The position of servants and apprentices who enlist in the army is now governed by statute. Sect. 96 of the Army Act, 1881 (44 & 45 Vict., c. 58), states that “the master of an apprentice in the United Kingdom who has been attested as a soldier of the regular forces may claim him while under the age of twenty-one years, as follows, and not otherwise: (1.) The master, within one month after the apprentice left his service, must take before a justice of the peace the oath in that behalf specified in the First Schedule to this Act, and obtain from the justice a certificate of having taken such oath, which certificate the justice shall give in the form in the said Schedule, or to the like effect : (2.) A court of summary jurisdiction within whose jurisdiction the apprentice may be, if satisfied on complaint by the master that he is entitled to have the apprentice delivered up to him, may order the officer under whose command the apprentice is to deliver him to the master; but if satisfied that the apprentice stated on his attestation that he was not an apprentice, may, and if required by or on behalf of the said commanding officer shall, try the apprentice for the offence of making such false statements, and if need be may adjourn the case for the purpose : (3.) Except in pursuance of an order of a court of summary jurisdiction, an apprentice shall not be taken from her Majesty's service : (4.) An apprentice shall not be claimed in pursuance of this section unless he was bound for at least four years by a regular indenture, and was under the age of sixteen years when 80 bound : (5.) A master who gives up the indenture of his apprentice within one month after the attestation of such apprentice shall be entitled to receive to his own use so much of the bounty (if any) payable to such apprentice on enlistment as has not been paid to the apprentice before notice was given of his being an apprentice.” As to servants enrolled in Militia, see Voluntary Enlistment Act of 1875, 38 & 39 Vict., c. 69, sect. 78.
In regard to seamen volunteering into the Navy, see Merchant Shipping Act, 1854, sections 214–220. By section 215,
a proportionate part of wages down to the time of entry must be paid by the master.

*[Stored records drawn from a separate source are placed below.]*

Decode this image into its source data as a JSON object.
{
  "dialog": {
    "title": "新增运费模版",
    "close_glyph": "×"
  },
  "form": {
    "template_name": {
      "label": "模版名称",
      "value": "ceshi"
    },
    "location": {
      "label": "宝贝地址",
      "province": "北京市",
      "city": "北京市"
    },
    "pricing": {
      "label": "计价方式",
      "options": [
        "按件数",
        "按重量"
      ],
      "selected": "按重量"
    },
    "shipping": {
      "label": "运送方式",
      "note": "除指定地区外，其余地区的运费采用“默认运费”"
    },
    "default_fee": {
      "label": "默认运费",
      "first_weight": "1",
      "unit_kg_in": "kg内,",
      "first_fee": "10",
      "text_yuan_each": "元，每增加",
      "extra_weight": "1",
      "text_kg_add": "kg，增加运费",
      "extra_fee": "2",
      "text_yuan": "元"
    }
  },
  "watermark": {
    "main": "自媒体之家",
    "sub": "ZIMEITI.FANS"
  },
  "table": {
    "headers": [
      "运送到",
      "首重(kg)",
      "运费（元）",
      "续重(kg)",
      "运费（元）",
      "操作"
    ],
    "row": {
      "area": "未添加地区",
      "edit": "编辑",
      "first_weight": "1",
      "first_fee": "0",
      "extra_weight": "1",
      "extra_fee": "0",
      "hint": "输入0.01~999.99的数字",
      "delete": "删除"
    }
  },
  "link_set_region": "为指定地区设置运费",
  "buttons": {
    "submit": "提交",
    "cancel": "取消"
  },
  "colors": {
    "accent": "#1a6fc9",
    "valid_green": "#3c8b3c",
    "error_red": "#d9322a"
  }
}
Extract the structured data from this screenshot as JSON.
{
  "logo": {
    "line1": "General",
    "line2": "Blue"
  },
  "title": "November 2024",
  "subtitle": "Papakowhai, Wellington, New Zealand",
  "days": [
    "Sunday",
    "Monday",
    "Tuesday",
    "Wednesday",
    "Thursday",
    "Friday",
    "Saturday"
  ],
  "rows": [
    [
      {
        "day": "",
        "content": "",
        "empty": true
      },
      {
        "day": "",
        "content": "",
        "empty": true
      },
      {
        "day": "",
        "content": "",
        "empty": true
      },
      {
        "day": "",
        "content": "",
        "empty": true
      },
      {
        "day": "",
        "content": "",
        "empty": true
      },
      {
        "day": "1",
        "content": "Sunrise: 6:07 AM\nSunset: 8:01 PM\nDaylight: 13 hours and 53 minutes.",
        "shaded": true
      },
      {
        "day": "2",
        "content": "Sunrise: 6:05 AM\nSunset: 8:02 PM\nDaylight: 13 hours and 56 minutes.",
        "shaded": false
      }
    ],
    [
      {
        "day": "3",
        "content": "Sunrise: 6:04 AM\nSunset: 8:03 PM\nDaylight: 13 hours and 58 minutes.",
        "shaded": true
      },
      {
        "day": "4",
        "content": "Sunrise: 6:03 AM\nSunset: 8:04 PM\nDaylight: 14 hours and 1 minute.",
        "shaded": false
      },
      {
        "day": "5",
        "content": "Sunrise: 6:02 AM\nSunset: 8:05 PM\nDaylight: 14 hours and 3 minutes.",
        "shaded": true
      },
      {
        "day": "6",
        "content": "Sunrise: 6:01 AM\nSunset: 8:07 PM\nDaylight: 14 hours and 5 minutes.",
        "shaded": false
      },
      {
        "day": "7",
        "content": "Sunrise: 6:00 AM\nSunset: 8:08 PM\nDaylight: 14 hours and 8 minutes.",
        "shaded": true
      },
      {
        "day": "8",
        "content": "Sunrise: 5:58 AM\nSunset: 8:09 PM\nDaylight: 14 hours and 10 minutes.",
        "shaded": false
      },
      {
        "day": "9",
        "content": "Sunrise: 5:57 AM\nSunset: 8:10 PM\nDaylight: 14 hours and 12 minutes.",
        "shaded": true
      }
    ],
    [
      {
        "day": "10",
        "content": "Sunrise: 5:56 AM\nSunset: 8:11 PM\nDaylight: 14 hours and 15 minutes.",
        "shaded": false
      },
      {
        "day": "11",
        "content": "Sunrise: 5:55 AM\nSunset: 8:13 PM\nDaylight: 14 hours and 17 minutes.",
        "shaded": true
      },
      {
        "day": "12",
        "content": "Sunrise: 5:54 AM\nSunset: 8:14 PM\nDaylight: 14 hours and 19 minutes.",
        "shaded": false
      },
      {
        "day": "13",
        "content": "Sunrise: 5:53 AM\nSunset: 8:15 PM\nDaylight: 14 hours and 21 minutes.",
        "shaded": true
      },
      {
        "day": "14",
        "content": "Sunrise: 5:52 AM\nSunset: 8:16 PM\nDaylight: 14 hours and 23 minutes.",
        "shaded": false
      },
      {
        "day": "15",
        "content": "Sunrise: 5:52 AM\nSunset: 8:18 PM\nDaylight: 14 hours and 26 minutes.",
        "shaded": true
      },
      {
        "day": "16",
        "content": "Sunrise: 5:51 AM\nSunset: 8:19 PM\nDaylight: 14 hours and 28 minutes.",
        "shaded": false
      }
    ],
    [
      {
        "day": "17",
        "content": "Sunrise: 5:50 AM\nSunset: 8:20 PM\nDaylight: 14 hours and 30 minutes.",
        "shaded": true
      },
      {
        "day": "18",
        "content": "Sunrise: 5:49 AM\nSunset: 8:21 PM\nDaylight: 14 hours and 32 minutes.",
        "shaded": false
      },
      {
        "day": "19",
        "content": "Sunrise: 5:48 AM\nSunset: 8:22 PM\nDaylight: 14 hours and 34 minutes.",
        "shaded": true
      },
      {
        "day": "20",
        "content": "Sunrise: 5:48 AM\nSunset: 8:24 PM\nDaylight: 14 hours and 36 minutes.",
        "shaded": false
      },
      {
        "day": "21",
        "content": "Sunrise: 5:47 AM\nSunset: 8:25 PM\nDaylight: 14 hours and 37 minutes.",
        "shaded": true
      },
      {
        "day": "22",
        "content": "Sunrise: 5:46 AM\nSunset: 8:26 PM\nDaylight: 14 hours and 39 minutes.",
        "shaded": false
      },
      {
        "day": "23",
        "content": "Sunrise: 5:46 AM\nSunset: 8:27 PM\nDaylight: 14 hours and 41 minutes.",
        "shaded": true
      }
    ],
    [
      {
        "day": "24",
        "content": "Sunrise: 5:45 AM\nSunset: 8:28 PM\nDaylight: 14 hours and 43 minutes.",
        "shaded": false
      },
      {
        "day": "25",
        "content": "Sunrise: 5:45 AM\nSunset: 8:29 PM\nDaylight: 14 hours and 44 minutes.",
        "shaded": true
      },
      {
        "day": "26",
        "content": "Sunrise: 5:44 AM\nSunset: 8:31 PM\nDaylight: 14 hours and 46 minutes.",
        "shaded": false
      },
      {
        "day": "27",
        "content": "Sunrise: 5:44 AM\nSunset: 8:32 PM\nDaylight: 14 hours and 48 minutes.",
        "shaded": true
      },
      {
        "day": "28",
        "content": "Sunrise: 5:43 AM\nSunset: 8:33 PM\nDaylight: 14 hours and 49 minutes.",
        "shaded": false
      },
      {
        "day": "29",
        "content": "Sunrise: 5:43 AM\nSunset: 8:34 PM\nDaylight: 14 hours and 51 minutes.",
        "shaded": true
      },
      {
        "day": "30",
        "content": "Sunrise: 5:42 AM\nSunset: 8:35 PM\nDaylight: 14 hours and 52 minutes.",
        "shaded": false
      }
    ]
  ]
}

By section 214 seamen are allowed to leave their ships to enter the Navy, and “all stipulations introduced into any agreement whereby any seaman is declared to incur any forfeiture, or be exposed to any loss in case he enters into her Majesty's naval service shall be void, and every master or owner who causes any such stipulation to be so introduced shall incur a penalty not exceeding £20” (g).
(9) See Part II., Chapter IX.